I’m not sure what to think about the grand jury’s decision not to indict Darren Wilson–not only because I’m ignorant of the legal system but also because I don’t have all the facts (and quite frankly, I don’t think anyone–not even Wilson himself–does or ever will).  But St. Louis has slowly become my second city over the past two and a half years, and so in that respect, I’m sort of obligated to have an opinion.  After all, what are the dinner guests going to ask me about at Thanksgiving after they’ve finished peppering me with questions regarding my classes?  Ferguson, of course.

Beyond having an opinion about the situation–beyond the rhetoric and the talking heads and the angry voices–I care about the situation because I am human.  Just like Michael Brown.  Like Darren Wilson.  Like each of the twelve jurors.  Like the protestors.  Like the innocent citizens whose businesses and livelihoods were damaged by rioters.  Yes, even like the looters.  And by caring, I choose to listen.  Not just to hear the shouting and breaking glass and cable news headlines, but to listen to people’s stories and hearts and lives–when I agree, when I disagree, and when I don’t know.

Most important, I believe we are called “to do justly, and to love mercy, and to walk humbly with thy God” (Micah 6:8).  I don’t think anyone knows or every will know what true justice is in this situation, much less how to implement it.  But even when justice and mercy seem fundamentally opposed, as they do to so many right now, we must both search within ourselves and look to our God to bring justice and to show mercy to our neighbors.  Because when Jesus called us to be a light to the world, He didn’t mean for us to light Molotov cocktails (metaphorically or literally).

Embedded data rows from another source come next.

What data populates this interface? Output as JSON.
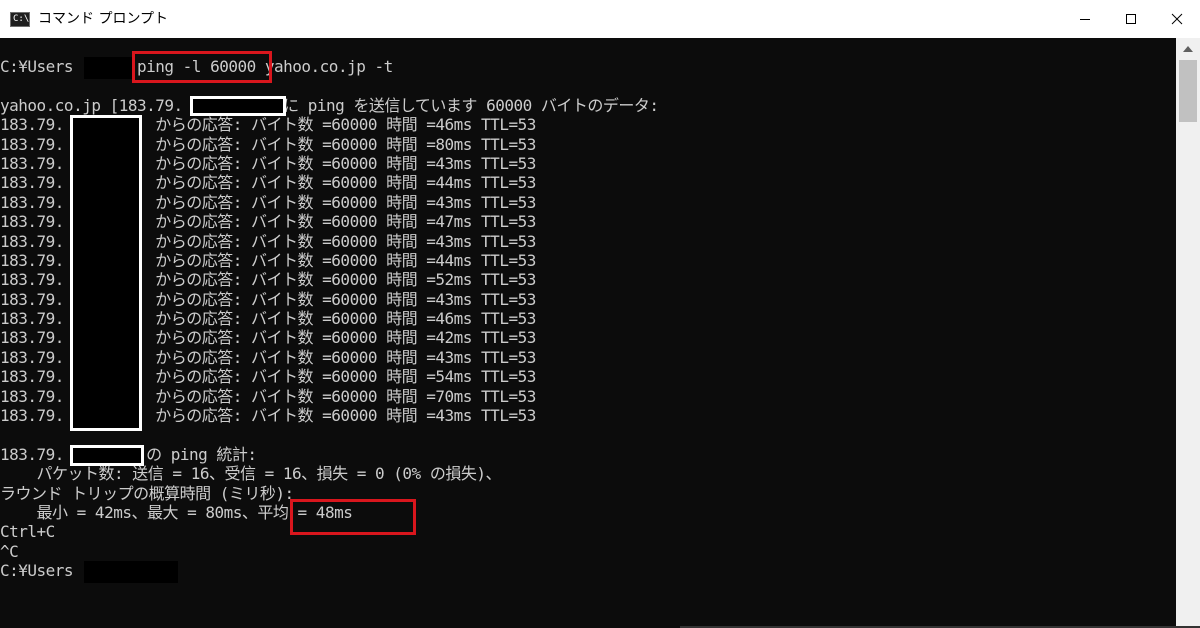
{
  "window": {
    "title": "コマンド プロンプト",
    "app_icon_text": "C:\\.",
    "controls": [
      "minimize",
      "maximize",
      "close"
    ]
  },
  "terminal": {
    "command_line": {
      "prompt": "C:¥Users",
      "highlighted": "ping -l 60000",
      "rest": "yahoo.co.jp -t"
    },
    "header_line": "yahoo.co.jp [183.79.         ] に ping を送信しています 60000 バイトのデータ:",
    "reply_prefix": "183.79.",
    "reply_label": "からの応答: バイト数 =60000 時間 =",
    "ttl_label": "TTL=53",
    "replies": [
      "46ms",
      "80ms",
      "43ms",
      "44ms",
      "43ms",
      "47ms",
      "43ms",
      "44ms",
      "52ms",
      "43ms",
      "46ms",
      "42ms",
      "43ms",
      "54ms",
      "70ms",
      "43ms"
    ],
    "stats_header": "183.79.         の ping 統計:",
    "packets_line": "    パケット数: 送信 = 16、受信 = 16、損失 = 0 (0% の損失)、",
    "rtt_header": "ラウンド トリップの概算時間 (ミリ秒):",
    "rtt_line_prefix": "    最小 = 42ms、最大 = 80ms、",
    "rtt_average": "平均 = 48ms",
    "ctrl_c": "Ctrl+C",
    "caret_c": "^C",
    "final_prompt": "C:¥Users"
  },
  "highlight_color": "#d9161d"
}
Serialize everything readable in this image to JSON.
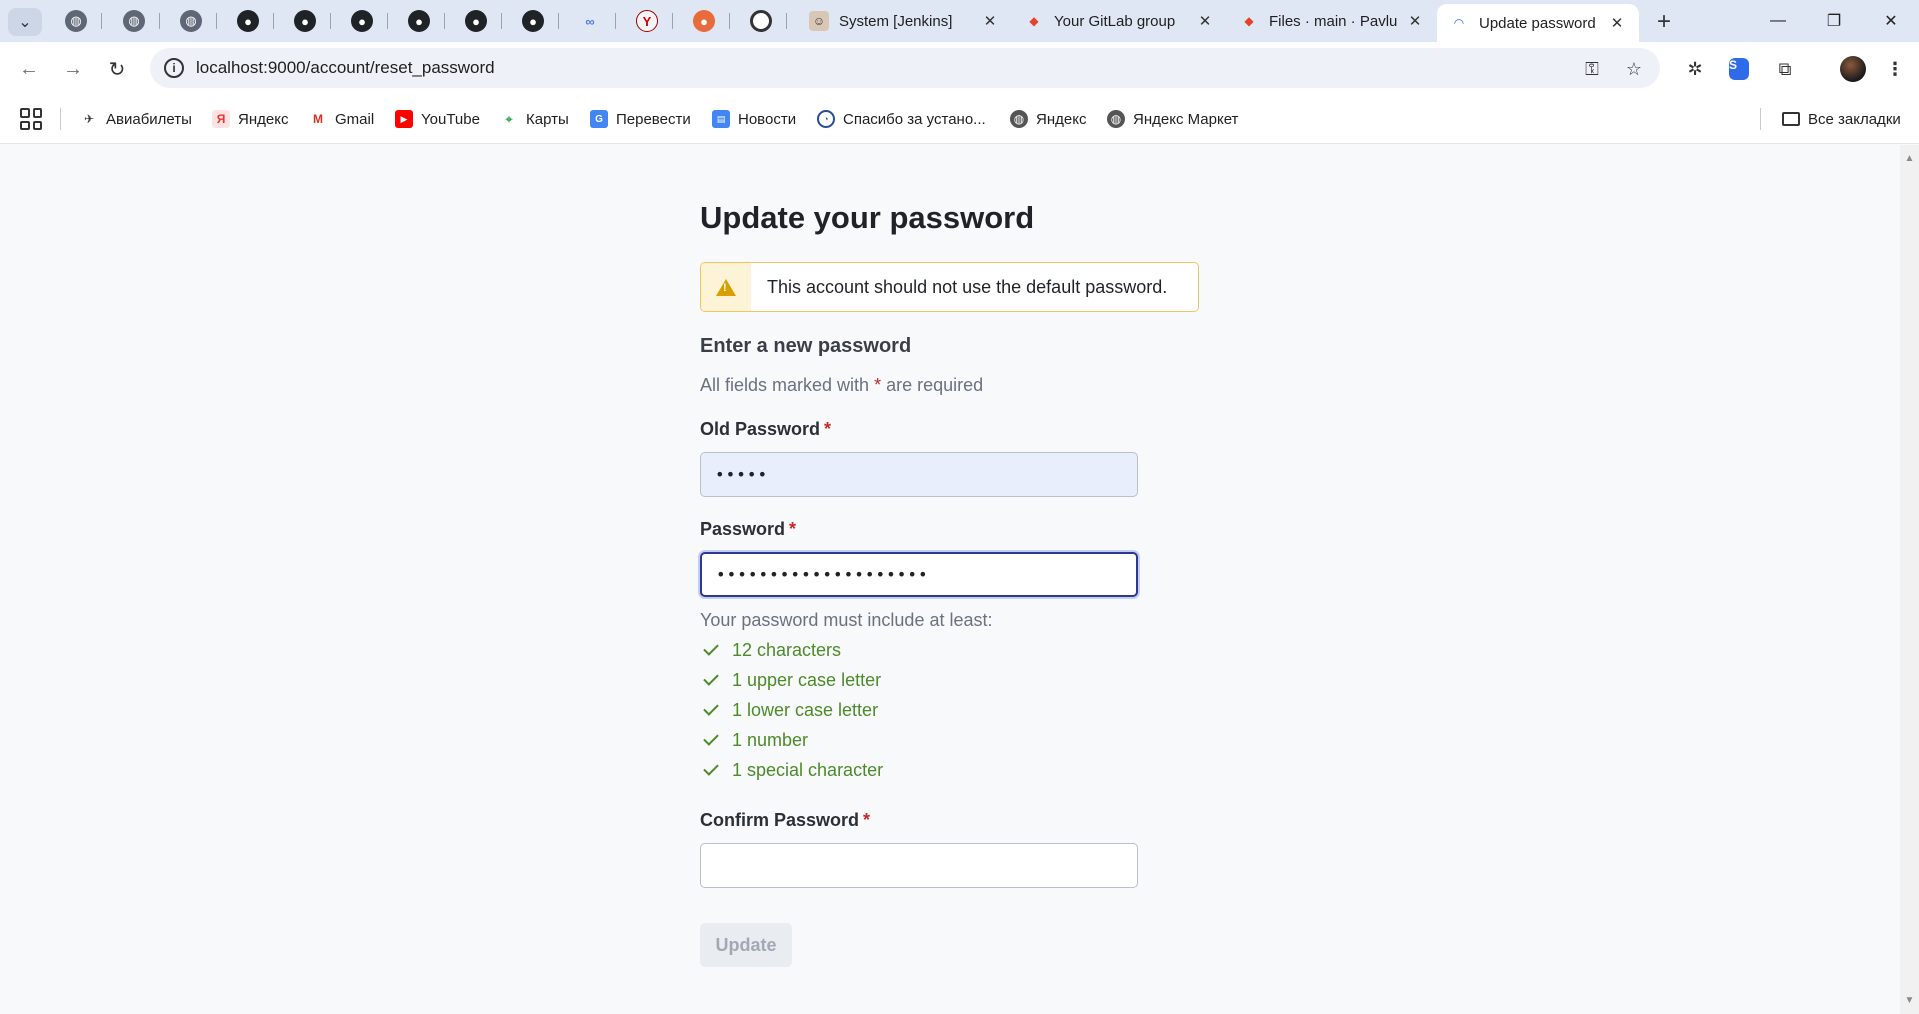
{
  "browser": {
    "tabs": [
      {
        "title": "System [Jenkins]",
        "favicon": "jenkins-icon"
      },
      {
        "title": "Your GitLab group",
        "favicon": "gitlab-icon"
      },
      {
        "title": "Files · main · Pavlu",
        "favicon": "gitlab-icon"
      },
      {
        "title": "Update password",
        "favicon": "sonarqube-icon",
        "active": true
      }
    ],
    "pinned_tabs": [
      "globe-icon",
      "globe-icon",
      "globe-icon",
      "github-icon",
      "github-icon",
      "github-icon",
      "github-icon",
      "github-icon",
      "github-icon",
      "tab-icon-blue",
      "tab-icon-y",
      "tab-icon-orange",
      "tab-icon-target"
    ],
    "url": "localhost:9000/account/reset_password",
    "bookmarks": [
      {
        "label": "Авиабилеты",
        "icon": "plane-icon"
      },
      {
        "label": "Яндекс",
        "icon": "yandex-icon"
      },
      {
        "label": "Gmail",
        "icon": "gmail-icon"
      },
      {
        "label": "YouTube",
        "icon": "youtube-icon"
      },
      {
        "label": "Карты",
        "icon": "maps-icon"
      },
      {
        "label": "Перевести",
        "icon": "translate-icon"
      },
      {
        "label": "Новости",
        "icon": "news-icon"
      },
      {
        "label": "Спасибо за устано...",
        "icon": "app-icon"
      },
      {
        "label": "Яндекс",
        "icon": "globe-icon"
      },
      {
        "label": "Яндекс Маркет",
        "icon": "globe-icon"
      }
    ],
    "all_bookmarks": "Все закладки"
  },
  "page": {
    "title": "Update your password",
    "alert": "This account should not use the default password.",
    "section_title": "Enter a new password",
    "required_note_pre": "All fields marked with",
    "required_star": "*",
    "required_note_post": "are required",
    "fields": {
      "old_password": {
        "label": "Old Password",
        "value": "•••••"
      },
      "password": {
        "label": "Password",
        "value": "••••••••••••••••••••"
      },
      "confirm_password": {
        "label": "Confirm Password",
        "value": ""
      }
    },
    "rules_intro": "Your password must include at least:",
    "rules": [
      "12 characters",
      "1 upper case letter",
      "1 lower case letter",
      "1 number",
      "1 special character"
    ],
    "submit_label": "Update"
  },
  "colors": {
    "rule_ok": "#4d8a2a",
    "required_star": "#c62828",
    "alert_border": "#f0c560",
    "focus_border": "#2c3a8c"
  }
}
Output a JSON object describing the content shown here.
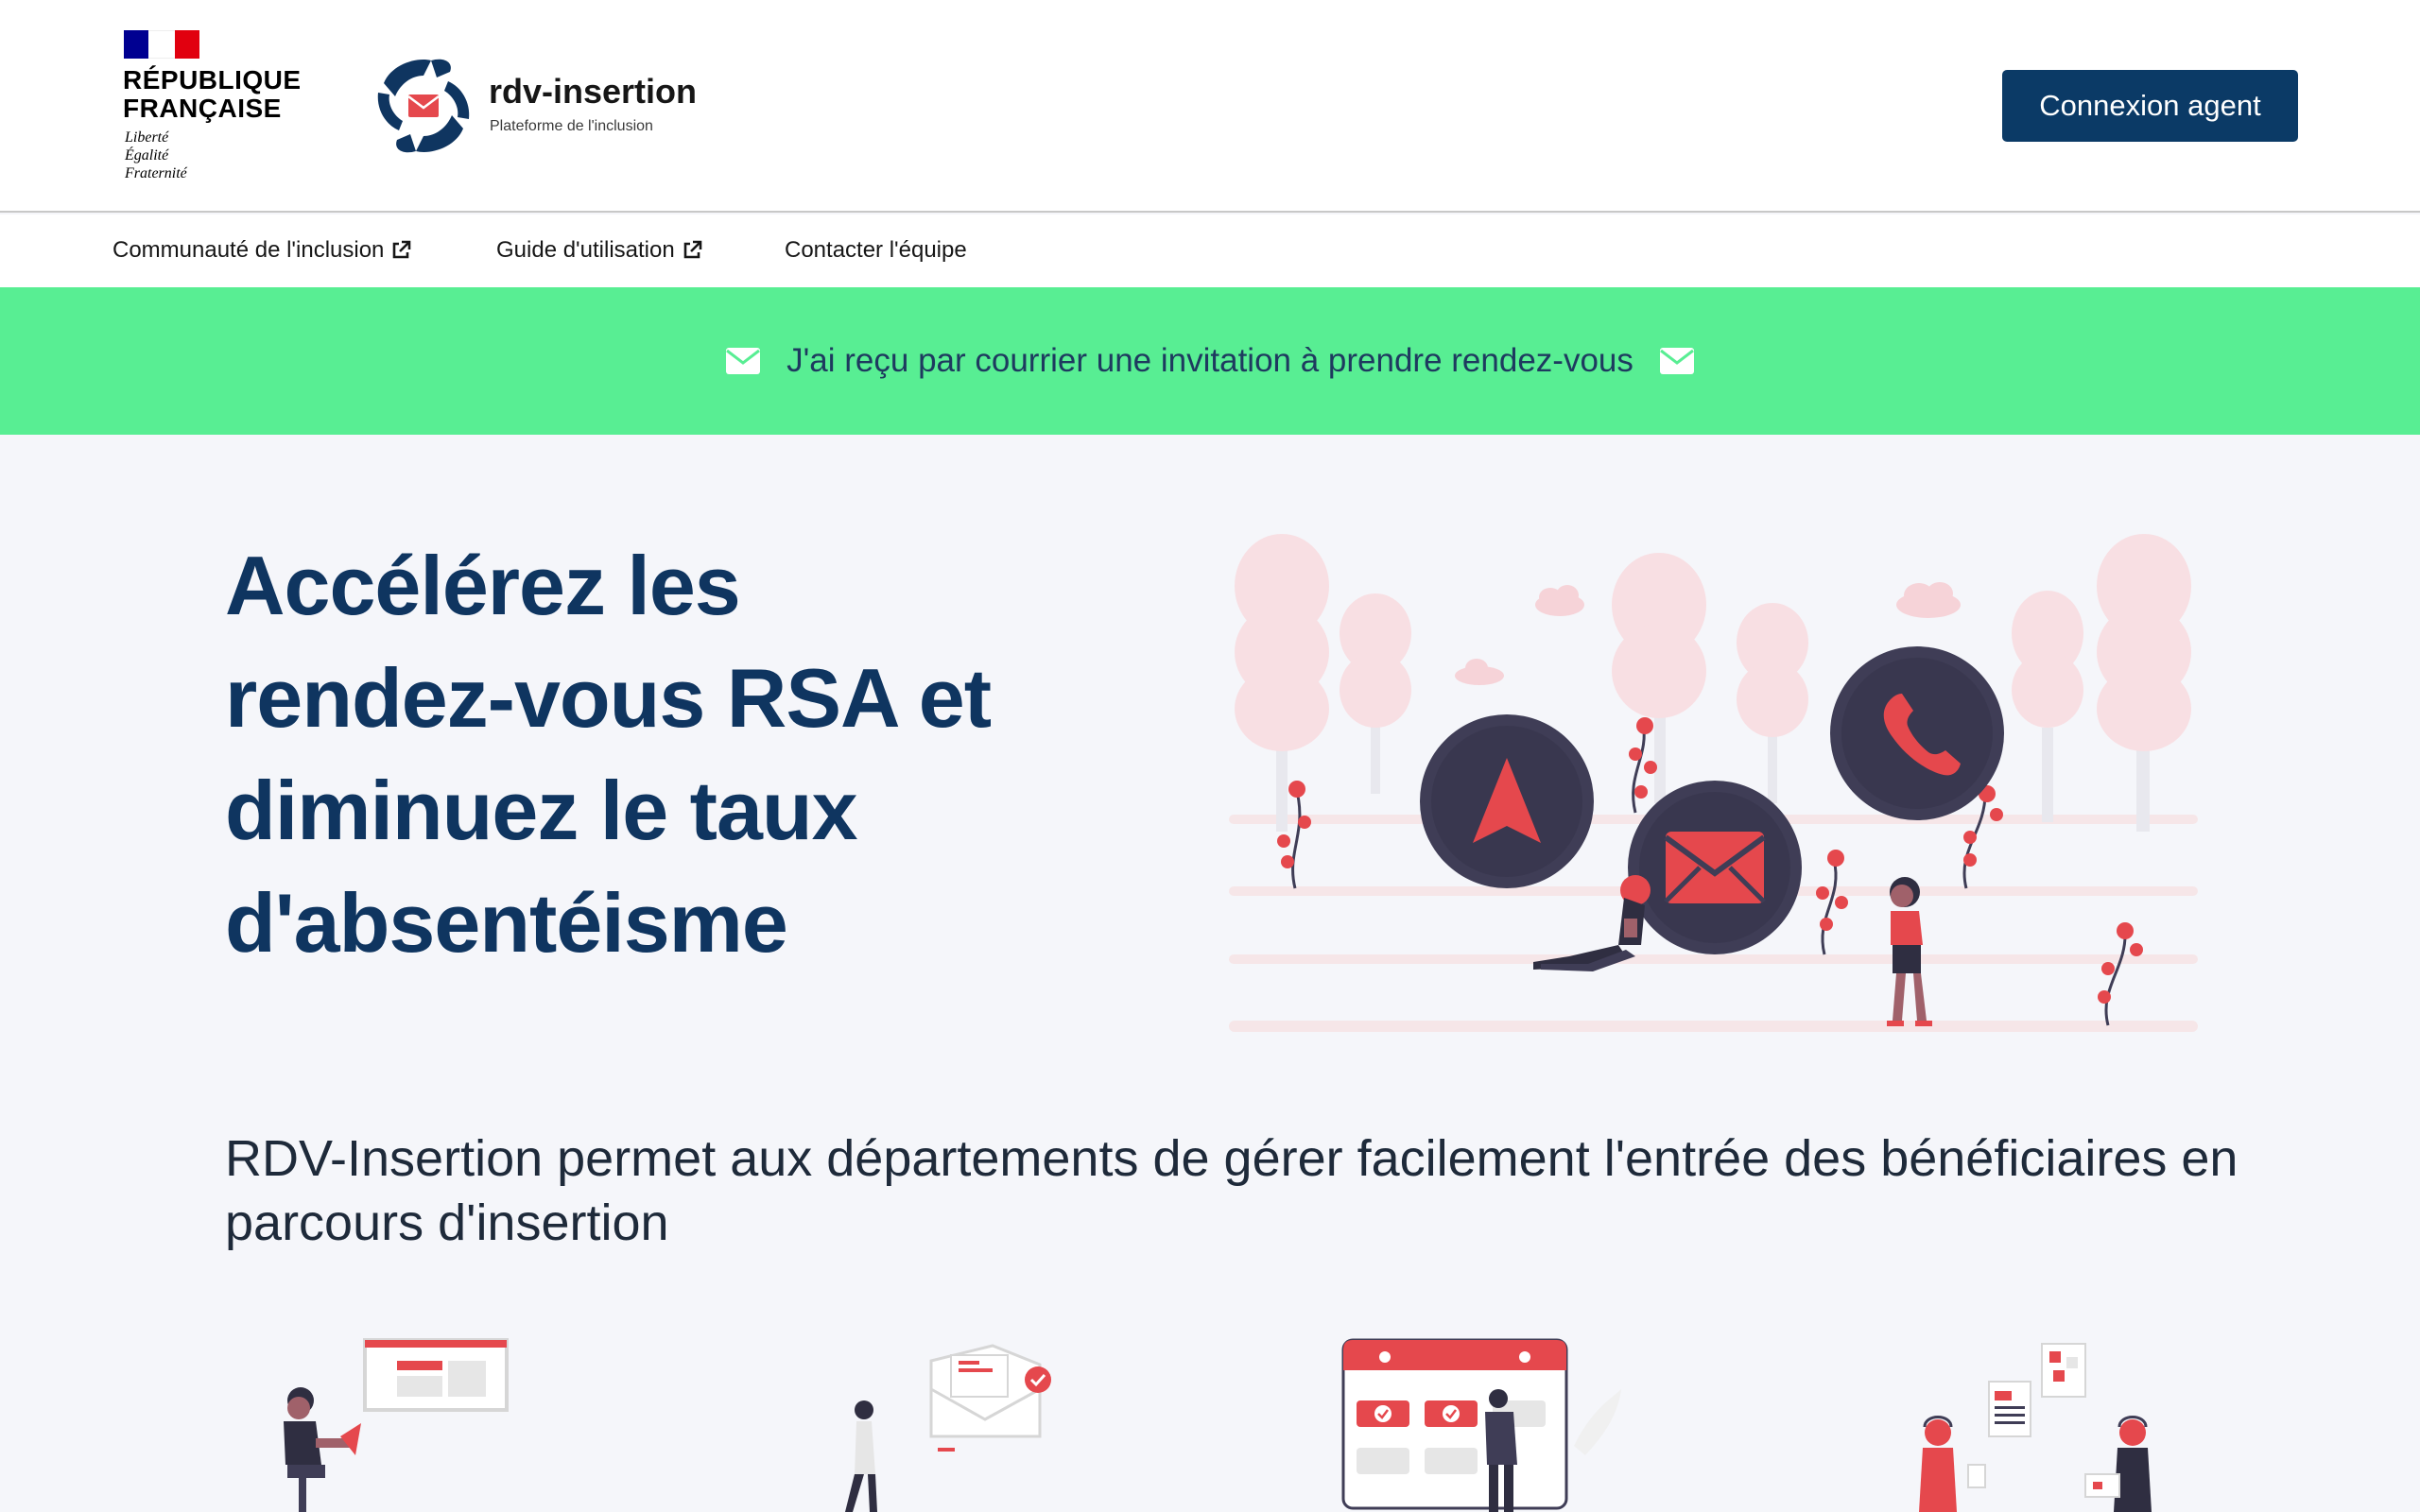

For some further insights from people more mature and better educated than myself, see this article on Christianity today and this sermon from a local St. Louis church (audio link near bottom of page).  Edit: NFL player Benjamin Watson posted this extended Facebook status, which is also worth reading.